Kibler also briefly discusses the presence of RNG, but he doesn’t believe that randomness is the true source of negativity in Hearthstone. For him, it mostly comes down to the fact that Hearthstone’s players are, for better or worse, casuals. They don’t understand professional play, have no interest in fully grasping it, and that means they attribute professional success to luck.
You May Like
Comparing League of Legends and Hearthstone
I do see where Kibler is coming from, but I wholeheartedly disagree. Kibler, and many other Hearthstone professionals, have a background in card games. The Poker and Magic: the Gathering scenes are very different. Hearthstone doesn’t have a card game following, it has a video game following. Instead of comparing Hearthstone to Magic, it’s far more reasonable to look at it alongside an esports title like League of Legends.

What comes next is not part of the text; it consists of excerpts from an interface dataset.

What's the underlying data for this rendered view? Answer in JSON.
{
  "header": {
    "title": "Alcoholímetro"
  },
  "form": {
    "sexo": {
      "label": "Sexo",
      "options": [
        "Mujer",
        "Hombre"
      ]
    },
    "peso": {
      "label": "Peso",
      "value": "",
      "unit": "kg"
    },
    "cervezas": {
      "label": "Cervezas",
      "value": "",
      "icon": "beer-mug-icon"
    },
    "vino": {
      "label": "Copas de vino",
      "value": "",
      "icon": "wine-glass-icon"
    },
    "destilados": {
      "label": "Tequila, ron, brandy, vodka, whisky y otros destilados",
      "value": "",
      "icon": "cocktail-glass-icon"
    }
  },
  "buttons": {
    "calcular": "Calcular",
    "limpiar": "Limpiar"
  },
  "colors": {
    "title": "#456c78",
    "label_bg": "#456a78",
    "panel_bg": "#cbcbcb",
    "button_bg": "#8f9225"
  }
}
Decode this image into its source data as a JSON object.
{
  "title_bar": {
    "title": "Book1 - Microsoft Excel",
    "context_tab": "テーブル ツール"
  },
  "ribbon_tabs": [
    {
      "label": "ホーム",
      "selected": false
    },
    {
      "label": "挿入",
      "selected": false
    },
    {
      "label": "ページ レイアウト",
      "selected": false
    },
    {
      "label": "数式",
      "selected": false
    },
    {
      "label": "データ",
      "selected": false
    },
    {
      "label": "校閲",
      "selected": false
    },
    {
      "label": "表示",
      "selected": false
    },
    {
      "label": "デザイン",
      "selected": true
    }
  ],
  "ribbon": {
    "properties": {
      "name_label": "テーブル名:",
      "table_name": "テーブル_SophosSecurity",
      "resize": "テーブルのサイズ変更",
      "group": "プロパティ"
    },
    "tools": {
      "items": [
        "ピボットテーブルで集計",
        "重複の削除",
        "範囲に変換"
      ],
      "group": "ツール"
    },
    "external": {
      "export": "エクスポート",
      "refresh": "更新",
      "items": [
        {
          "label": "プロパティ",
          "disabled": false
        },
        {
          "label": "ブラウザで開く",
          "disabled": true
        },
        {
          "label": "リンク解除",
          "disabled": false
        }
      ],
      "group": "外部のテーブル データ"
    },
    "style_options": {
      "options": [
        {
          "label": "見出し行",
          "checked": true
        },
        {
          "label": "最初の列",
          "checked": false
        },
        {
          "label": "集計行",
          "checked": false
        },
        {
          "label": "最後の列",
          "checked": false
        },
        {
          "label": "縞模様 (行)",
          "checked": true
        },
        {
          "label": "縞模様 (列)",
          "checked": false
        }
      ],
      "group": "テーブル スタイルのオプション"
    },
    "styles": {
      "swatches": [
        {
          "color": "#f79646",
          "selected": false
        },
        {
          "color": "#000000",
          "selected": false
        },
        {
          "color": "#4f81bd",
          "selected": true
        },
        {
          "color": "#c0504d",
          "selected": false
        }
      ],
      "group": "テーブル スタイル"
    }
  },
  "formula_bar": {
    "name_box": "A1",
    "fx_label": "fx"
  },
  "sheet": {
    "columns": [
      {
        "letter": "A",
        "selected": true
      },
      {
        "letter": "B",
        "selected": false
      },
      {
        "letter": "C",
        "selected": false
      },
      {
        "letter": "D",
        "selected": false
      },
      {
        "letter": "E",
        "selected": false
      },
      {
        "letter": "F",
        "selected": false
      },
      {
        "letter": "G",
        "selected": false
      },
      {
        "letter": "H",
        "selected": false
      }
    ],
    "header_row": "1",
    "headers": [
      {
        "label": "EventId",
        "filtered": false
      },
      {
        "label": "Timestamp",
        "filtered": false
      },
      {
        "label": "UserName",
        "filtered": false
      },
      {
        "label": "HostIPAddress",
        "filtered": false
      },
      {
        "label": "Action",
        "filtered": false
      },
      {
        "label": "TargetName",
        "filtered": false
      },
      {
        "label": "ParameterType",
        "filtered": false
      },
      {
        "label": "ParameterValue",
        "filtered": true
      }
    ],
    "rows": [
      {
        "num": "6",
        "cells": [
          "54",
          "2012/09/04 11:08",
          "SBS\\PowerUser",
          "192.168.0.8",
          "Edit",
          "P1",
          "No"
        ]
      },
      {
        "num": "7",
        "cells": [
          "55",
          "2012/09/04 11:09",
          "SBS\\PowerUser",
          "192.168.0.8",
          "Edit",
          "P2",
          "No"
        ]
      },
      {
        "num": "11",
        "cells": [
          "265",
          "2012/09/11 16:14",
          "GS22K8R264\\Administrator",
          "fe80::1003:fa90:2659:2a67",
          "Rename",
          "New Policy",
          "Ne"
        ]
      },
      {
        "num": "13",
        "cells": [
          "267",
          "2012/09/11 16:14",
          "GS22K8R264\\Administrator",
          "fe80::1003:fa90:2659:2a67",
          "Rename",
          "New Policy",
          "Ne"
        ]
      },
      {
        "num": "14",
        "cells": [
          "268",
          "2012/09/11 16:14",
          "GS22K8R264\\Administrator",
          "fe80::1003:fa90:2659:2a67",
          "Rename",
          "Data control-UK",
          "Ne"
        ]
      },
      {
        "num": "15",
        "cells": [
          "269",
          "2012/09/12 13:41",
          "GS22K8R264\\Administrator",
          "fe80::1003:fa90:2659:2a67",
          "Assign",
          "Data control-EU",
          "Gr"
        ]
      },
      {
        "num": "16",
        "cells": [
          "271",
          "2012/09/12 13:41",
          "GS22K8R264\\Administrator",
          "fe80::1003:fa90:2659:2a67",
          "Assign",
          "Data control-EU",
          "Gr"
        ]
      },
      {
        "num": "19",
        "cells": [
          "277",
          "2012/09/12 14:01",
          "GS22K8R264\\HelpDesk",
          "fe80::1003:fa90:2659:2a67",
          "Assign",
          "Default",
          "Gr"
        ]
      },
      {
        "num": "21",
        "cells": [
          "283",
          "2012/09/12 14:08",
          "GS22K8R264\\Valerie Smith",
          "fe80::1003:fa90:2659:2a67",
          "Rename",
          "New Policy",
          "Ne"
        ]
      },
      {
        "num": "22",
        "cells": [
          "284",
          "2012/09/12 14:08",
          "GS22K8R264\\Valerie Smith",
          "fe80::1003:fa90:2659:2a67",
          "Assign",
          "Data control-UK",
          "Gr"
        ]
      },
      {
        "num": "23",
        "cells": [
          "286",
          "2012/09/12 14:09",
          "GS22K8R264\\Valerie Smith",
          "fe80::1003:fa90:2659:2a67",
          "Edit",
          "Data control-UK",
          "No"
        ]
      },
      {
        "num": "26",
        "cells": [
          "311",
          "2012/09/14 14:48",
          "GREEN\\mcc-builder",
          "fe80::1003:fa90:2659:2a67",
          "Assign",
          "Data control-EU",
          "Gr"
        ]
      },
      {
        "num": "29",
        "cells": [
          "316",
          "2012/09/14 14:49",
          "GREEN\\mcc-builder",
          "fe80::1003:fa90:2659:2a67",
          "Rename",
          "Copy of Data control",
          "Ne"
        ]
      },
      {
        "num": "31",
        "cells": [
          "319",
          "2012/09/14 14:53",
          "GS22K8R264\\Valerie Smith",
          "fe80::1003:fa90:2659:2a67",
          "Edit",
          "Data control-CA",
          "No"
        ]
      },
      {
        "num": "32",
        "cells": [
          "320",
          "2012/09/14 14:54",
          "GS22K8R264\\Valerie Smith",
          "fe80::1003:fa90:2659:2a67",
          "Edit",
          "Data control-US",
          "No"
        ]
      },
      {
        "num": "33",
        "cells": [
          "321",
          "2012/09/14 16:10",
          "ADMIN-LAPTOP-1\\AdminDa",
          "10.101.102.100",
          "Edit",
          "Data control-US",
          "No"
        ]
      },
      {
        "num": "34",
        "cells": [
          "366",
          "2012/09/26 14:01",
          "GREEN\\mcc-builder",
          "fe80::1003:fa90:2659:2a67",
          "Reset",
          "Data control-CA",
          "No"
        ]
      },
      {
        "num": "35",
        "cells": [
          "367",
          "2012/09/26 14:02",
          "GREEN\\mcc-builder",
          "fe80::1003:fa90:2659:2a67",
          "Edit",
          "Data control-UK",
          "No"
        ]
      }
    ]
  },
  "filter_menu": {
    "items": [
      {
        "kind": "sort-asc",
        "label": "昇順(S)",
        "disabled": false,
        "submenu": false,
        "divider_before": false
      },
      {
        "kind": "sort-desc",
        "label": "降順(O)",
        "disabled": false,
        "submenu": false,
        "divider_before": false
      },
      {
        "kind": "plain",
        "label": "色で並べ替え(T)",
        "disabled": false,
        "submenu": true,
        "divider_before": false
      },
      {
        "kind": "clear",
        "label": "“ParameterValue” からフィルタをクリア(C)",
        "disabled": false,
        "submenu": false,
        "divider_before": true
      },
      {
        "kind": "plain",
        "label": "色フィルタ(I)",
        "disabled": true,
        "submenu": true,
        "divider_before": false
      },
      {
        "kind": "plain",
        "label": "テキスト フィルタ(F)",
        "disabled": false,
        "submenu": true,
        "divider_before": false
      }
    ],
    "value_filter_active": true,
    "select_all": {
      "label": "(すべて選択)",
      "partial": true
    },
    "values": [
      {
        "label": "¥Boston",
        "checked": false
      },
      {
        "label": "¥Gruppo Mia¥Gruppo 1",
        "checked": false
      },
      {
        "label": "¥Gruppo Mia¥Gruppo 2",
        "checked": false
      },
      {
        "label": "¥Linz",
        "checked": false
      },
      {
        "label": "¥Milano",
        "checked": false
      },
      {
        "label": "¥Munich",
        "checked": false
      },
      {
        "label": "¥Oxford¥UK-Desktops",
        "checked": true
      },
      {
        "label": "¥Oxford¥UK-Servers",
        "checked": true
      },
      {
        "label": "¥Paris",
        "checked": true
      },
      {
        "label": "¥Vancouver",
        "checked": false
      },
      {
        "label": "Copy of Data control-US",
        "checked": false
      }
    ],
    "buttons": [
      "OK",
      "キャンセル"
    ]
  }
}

Now, if you think about League of Legends, everything Kibler said about Hearthstone also applies to the largest esport in the world. Players are not forced to play tournaments. In fact, tournaments don’t even use the game client. Just like the grind to Legend in Hearthstone, League players are focused on climbing the ladder. Again, this can be done without ever experiencing any kind of tournament play. In fact, tournament play in League is completely different from anything a solo player will ever experience. The way you play the game in an organized 5v5 setting is entirely different from how you approach it in a solo-queue match. And yet… this culture of negativity towards the professionals doesn’t exist in League of Legends. Fans respect the professionals, and acknowledge their skill.
And this is where we have to admit a simple, but perhaps difficult, truth: League of Legends is a complex game and Hearthstone is not. Don’t get me wrong, Hearthstone can be complicated, but at its core, the game is simple. If I wanted to make a math analogy, which I do, Hearthstone is basic algebra, and League of Legends is differential calculus.
Professional Hearthstone players are much better at the game than I, a consistent Legend player, will ever be. There’s no doubt about that. That being said, I’ve faced seven professionals during my time as a Hearthstone player, and I beat four of them. Does that mean I’m good enough to be a professional? Not at all. At least, I certainly don’t think so. What it does mean is that many games of Hearthstone are determined by randomness. The professionals are incredibly good because they analyse every situation, but it only amounts to a win rate that’s fractions of percentage points higher than average Legend players.
How can I, as an admittedly average player, take professional Hearthstone seriously if I know I’ve beaten half the contestants? I can’t stress this point enough: they are way better than I’ll ever be. They are better at the game than I am, both objectively and subjectively, and I’m still able to win games against them more than half the time. When it comes down to it, those slightly higher win rates don’t mean much.
It’s been a long time since any pro Hearthstone player made a truly remarkable play at a tournament. Too long. One of the last ones I can recall was when Reynad Kill Commanded his own Savannah Highmane for an extra point of damage. But these types of plays happen so rarely that it’s barely worth discussing.
I respect Hearthstone professionals immensely, but I don’t respect the professional scene they choose to compete in.